*** Block opens ***

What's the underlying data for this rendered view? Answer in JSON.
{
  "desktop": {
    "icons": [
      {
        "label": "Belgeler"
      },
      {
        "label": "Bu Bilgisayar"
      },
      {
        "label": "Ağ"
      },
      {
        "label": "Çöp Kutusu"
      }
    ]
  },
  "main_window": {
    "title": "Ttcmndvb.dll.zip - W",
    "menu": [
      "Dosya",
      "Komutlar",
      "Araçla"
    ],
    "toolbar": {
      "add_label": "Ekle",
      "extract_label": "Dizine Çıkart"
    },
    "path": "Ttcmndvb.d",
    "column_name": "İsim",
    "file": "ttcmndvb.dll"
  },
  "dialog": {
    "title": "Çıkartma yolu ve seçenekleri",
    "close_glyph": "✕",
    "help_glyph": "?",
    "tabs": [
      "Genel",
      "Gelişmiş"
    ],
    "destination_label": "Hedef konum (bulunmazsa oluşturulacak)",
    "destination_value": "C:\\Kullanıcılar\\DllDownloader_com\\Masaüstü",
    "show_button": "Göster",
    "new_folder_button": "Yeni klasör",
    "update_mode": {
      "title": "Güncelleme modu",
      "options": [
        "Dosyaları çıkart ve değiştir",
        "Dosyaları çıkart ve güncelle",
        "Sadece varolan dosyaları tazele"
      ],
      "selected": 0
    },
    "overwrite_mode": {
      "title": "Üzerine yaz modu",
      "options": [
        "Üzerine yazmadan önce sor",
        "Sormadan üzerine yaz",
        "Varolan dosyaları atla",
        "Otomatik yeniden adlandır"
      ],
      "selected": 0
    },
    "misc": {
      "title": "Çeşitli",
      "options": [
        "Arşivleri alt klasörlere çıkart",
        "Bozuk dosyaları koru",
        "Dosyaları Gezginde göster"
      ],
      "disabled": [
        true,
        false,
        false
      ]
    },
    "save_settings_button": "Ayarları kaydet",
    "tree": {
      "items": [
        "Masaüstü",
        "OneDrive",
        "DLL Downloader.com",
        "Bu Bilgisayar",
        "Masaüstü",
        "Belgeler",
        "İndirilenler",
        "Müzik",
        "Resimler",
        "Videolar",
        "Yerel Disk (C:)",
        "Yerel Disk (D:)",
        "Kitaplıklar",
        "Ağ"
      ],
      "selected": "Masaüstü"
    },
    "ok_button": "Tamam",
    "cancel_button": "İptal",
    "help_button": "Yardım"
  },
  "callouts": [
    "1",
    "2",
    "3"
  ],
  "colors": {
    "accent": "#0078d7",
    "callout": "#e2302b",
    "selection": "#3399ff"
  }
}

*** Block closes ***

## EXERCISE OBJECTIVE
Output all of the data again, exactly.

## EXERCISE RESPONSE
What's the underlying data for this rendered view? Answer in JSON.
{
  "desktop": {
    "icons": [
      {
        "label": "Belgeler"
      },
      {
        "label": "Bu Bilgisayar"
      },
      {
        "label": "Ağ"
      },
      {
        "label": "Çöp Kutusu"
      }
    ]
  },
  "main_window": {
    "title": "Ttcmndvb.dll.zip - W",
    "menu": [
      "Dosya",
      "Komutlar",
      "Araçla"
    ],
    "toolbar": {
      "add_label": "Ekle",
      "extract_label": "Dizine Çıkart"
    },
    "path": "Ttcmndvb.d",
    "column_name": "İsim",
    "file": "ttcmndvb.dll"
  },
  "dialog": {
    "title": "Çıkartma yolu ve seçenekleri",
    "close_glyph": "✕",
    "help_glyph": "?",
    "tabs": [
      "Genel",
      "Gelişmiş"
    ],
    "destination_label": "Hedef konum (bulunmazsa oluşturulacak)",
    "destination_value": "C:\\Kullanıcılar\\DllDownloader_com\\Masaüstü",
    "show_button": "Göster",
    "new_folder_button": "Yeni klasör",
    "update_mode": {
      "title": "Güncelleme modu",
      "options": [
        "Dosyaları çıkart ve değiştir",
        "Dosyaları çıkart ve güncelle",
        "Sadece varolan dosyaları tazele"
      ],
      "selected": 0
    },
    "overwrite_mode": {
      "title": "Üzerine yaz modu",
      "options": [
        "Üzerine yazmadan önce sor",
        "Sormadan üzerine yaz",
        "Varolan dosyaları atla",
        "Otomatik yeniden adlandır"
      ],
      "selected": 0
    },
    "misc": {
      "title": "Çeşitli",
      "options": [
        "Arşivleri alt klasörlere çıkart",
        "Bozuk dosyaları koru",
        "Dosyaları Gezginde göster"
      ],
      "disabled": [
        true,
        false,
        false
      ]
    },
    "save_settings_button": "Ayarları kaydet",
    "tree": {
      "items": [
        "Masaüstü",
        "OneDrive",
        "DLL Downloader.com",
        "Bu Bilgisayar",
        "Masaüstü",
        "Belgeler",
        "İndirilenler",
        "Müzik",
        "Resimler",
        "Videolar",
        "Yerel Disk (C:)",
        "Yerel Disk (D:)",
        "Kitaplıklar",
        "Ağ"
      ],
      "selected": "Masaüstü"
    },
    "ok_button": "Tamam",
    "cancel_button": "İptal",
    "help_button": "Yardım"
  },
  "callouts": [
    "1",
    "2",
    "3"
  ],
  "colors": {
    "accent": "#0078d7",
    "callout": "#e2302b",
    "selection": "#3399ff"
  }
}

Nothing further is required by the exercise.